BRIEF: Could you copy every line of the data that contains "will"?

INFORMATION:
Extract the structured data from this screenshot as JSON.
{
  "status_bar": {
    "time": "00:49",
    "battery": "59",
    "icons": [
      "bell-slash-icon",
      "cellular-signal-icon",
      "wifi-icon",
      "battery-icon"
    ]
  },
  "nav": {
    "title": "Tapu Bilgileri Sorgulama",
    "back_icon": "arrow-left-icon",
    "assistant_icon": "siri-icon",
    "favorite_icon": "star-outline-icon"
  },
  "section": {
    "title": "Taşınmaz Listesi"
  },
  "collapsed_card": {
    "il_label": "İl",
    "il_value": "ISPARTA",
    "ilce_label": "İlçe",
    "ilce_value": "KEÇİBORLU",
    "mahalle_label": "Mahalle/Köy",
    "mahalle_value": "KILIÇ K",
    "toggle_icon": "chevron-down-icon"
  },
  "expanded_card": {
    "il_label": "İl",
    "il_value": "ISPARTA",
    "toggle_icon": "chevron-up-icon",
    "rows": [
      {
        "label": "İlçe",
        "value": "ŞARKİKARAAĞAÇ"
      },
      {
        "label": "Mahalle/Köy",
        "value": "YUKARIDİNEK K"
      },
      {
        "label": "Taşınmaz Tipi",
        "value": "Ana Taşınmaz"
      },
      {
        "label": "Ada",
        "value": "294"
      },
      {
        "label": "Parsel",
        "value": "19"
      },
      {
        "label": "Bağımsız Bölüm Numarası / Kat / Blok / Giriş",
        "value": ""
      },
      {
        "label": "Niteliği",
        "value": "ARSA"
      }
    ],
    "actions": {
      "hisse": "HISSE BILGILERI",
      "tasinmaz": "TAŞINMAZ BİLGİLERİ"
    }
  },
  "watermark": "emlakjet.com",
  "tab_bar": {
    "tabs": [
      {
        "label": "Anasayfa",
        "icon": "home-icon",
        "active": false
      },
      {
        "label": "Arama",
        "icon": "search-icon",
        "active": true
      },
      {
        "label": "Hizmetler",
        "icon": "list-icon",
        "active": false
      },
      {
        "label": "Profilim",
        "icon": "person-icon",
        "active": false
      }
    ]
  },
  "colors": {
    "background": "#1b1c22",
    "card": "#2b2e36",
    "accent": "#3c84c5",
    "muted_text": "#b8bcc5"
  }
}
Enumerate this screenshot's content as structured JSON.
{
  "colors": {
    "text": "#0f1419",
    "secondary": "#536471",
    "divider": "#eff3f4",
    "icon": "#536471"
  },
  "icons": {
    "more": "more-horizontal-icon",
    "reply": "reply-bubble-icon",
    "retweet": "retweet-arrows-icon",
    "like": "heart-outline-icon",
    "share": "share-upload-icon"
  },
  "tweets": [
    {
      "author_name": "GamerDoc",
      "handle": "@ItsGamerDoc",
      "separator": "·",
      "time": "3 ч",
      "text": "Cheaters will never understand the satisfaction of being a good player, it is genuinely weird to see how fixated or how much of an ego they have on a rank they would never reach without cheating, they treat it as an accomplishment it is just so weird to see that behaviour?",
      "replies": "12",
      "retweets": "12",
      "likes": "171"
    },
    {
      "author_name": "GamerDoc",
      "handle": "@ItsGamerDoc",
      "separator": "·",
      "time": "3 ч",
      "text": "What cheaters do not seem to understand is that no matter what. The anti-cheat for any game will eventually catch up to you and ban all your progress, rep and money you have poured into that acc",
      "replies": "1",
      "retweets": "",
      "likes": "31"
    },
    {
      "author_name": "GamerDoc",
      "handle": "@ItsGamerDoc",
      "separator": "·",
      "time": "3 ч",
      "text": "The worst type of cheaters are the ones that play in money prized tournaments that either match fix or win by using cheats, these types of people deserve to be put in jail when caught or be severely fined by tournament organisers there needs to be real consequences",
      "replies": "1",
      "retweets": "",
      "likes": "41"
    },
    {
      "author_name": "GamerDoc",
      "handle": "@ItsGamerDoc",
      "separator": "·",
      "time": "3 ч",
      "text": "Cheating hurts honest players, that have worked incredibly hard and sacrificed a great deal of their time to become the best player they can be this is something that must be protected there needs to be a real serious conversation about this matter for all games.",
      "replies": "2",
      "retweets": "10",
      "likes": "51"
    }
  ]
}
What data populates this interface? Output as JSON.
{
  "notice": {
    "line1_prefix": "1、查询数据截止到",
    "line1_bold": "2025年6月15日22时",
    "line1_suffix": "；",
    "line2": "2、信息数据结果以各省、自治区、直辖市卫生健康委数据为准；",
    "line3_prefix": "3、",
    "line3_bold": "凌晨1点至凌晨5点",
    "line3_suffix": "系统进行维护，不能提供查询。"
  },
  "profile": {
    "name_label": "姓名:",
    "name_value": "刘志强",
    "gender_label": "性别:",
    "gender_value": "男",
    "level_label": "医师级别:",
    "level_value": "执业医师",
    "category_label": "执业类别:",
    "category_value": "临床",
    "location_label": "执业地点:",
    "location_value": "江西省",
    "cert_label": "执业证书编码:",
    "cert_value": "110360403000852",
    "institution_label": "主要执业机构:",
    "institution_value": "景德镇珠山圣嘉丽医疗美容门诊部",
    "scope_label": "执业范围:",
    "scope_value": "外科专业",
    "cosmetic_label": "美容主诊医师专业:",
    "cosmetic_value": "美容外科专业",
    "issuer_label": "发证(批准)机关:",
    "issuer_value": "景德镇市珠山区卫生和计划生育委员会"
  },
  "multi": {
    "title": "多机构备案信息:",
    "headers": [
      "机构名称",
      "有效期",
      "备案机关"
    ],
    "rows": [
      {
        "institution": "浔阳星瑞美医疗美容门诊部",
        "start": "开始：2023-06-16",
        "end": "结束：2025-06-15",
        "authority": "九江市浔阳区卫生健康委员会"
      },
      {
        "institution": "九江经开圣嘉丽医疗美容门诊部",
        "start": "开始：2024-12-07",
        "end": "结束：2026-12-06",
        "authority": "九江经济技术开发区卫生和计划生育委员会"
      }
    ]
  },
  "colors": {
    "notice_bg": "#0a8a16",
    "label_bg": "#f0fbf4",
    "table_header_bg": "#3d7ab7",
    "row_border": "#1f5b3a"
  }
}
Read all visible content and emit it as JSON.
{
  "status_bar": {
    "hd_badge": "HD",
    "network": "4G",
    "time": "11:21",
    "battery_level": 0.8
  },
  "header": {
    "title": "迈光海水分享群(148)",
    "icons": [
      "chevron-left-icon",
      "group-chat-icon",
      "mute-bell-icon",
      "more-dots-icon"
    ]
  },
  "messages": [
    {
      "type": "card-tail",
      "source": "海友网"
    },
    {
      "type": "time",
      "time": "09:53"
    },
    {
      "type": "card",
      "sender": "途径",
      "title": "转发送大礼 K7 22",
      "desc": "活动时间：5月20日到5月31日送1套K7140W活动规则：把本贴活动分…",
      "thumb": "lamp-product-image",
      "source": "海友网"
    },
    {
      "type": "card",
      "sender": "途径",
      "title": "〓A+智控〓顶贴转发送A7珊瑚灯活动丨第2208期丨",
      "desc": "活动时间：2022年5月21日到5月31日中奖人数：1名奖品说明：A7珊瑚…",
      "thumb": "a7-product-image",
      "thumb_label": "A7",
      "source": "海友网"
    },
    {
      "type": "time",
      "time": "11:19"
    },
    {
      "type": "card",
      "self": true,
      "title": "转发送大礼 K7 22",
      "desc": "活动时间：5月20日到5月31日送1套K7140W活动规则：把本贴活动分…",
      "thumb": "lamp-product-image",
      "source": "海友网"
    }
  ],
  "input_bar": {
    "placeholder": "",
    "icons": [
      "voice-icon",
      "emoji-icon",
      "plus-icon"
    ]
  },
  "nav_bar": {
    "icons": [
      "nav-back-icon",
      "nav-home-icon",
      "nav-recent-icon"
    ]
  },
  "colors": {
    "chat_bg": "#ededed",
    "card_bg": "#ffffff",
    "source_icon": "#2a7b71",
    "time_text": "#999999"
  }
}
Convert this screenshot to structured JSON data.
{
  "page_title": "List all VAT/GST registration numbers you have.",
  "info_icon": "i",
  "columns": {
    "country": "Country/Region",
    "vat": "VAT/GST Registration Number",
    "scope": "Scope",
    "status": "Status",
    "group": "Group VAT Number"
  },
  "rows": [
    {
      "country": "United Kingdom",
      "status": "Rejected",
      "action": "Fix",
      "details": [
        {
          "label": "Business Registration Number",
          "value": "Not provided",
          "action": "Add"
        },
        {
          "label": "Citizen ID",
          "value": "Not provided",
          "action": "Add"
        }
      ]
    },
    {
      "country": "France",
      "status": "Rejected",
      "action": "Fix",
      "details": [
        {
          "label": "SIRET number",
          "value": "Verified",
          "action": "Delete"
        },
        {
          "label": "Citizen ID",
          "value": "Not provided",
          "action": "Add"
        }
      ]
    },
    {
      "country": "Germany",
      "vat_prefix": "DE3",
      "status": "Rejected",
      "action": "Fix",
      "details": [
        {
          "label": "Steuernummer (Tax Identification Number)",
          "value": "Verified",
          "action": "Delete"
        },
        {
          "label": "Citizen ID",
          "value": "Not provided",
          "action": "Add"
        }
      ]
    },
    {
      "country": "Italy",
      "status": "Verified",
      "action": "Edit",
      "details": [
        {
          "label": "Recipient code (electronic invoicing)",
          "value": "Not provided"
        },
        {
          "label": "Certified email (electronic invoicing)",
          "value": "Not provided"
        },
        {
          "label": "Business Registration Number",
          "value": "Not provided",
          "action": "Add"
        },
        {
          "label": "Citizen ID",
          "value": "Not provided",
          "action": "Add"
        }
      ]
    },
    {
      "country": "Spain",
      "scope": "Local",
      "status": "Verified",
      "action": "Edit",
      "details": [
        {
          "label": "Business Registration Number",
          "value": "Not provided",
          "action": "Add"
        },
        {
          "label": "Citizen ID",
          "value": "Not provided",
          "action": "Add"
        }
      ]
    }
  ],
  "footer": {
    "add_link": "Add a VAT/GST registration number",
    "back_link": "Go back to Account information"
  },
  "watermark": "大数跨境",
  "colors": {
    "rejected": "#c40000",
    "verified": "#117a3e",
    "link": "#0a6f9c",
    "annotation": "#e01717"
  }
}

ANSWER AREA:
      "text": "Cheaters will never understand the satisfaction of being a good player, it is genuinely weird to see how fixated or how much of an ego they have on a rank they would never reach without cheating, they treat it as an accomplishment it is just so weird to see that behaviour?",
      "text": "What cheaters do not seem to understand is that no matter what. The anti-cheat for any game will eventually catch up to you and ban all your progress, rep and money you have poured into that acc",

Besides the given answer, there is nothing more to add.